So I look for people who are obviously smart and talented at what they do and they've got something that they need to get off their chest, if you like. It still may be an adventure movie but it's theirs. It's what they want to do. Then I'll be there in the trenches with them forever. I've done films, like say “Sahara” or something, that sort of fits into that sort of “Indiana Jones” type of idea. And yeah, you give it a go, but it's like, “Ah, who cares?” I mean you spend like three, four, five, six months or however long it might be working on the film that's just about trying to get some box office and ends up at the bottom of the DVD bargain bin, you know? I mean I've got better things to do in my time than that. And I'm not talking about making lots of money or anything like that. I just want do something that I care about, that I think other people will get something out of. That's a valuable way of spending my time.

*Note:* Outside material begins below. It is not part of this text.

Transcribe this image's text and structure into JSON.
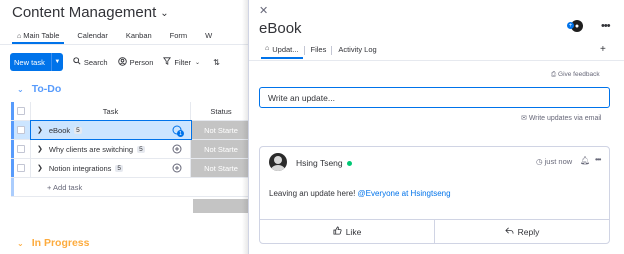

Awesome. Well it looks like you definitely found something like that in Darren, so, great work so far in that filmography.

Yeah, you know, it's one of those things where you can look back on your life and say, you know, my life changed that day. I mean he would have still made these films had he not met me and he'd have a different composer and they may have been just what they are. They might have been better. But he'd have still gone on his way. I may not have. That's an undeniable moment, a fork in the road where things changed for me.

Do you have your next one lined up or are you taking some time off?

I've got a couple of things on the go but they're sort of long-term, really. I'm doing a sort of animated film, so there's a long way to go on that. And do you know Ben Wheatley?


I'm going to do “High Rise” with him next. So I'm excited about that.

Oh, OK. Great.


Well, it was a pleasure to finally talk to you. Maybe we'll meet face to face one of these days. In any case, good luck.

Yeah I look forward to that. All right man, thanks for calling. I appreciate it.